Data about app and page elements

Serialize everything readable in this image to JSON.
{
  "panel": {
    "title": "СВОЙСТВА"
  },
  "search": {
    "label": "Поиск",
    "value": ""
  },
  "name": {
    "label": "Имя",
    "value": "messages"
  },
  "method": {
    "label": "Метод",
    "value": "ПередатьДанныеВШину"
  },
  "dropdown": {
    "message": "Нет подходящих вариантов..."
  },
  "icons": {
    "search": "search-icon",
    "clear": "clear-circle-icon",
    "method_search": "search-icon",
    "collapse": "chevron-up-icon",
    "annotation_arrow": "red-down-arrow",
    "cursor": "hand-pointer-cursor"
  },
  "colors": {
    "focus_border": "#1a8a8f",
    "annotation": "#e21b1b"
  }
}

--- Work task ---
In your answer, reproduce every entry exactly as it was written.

--- The answer ---
Serialize everything readable in this image to JSON.
{
  "panel": {
    "title": "СВОЙСТВА"
  },
  "search": {
    "label": "Поиск",
    "value": ""
  },
  "name": {
    "label": "Имя",
    "value": "messages"
  },
  "method": {
    "label": "Метод",
    "value": "ПередатьДанныеВШину"
  },
  "dropdown": {
    "message": "Нет подходящих вариантов..."
  },
  "icons": {
    "search": "search-icon",
    "clear": "clear-circle-icon",
    "method_search": "search-icon",
    "collapse": "chevron-up-icon",
    "annotation_arrow": "red-down-arrow",
    "cursor": "hand-pointer-cursor"
  },
  "colors": {
    "focus_border": "#1a8a8f",
    "annotation": "#e21b1b"
  }
}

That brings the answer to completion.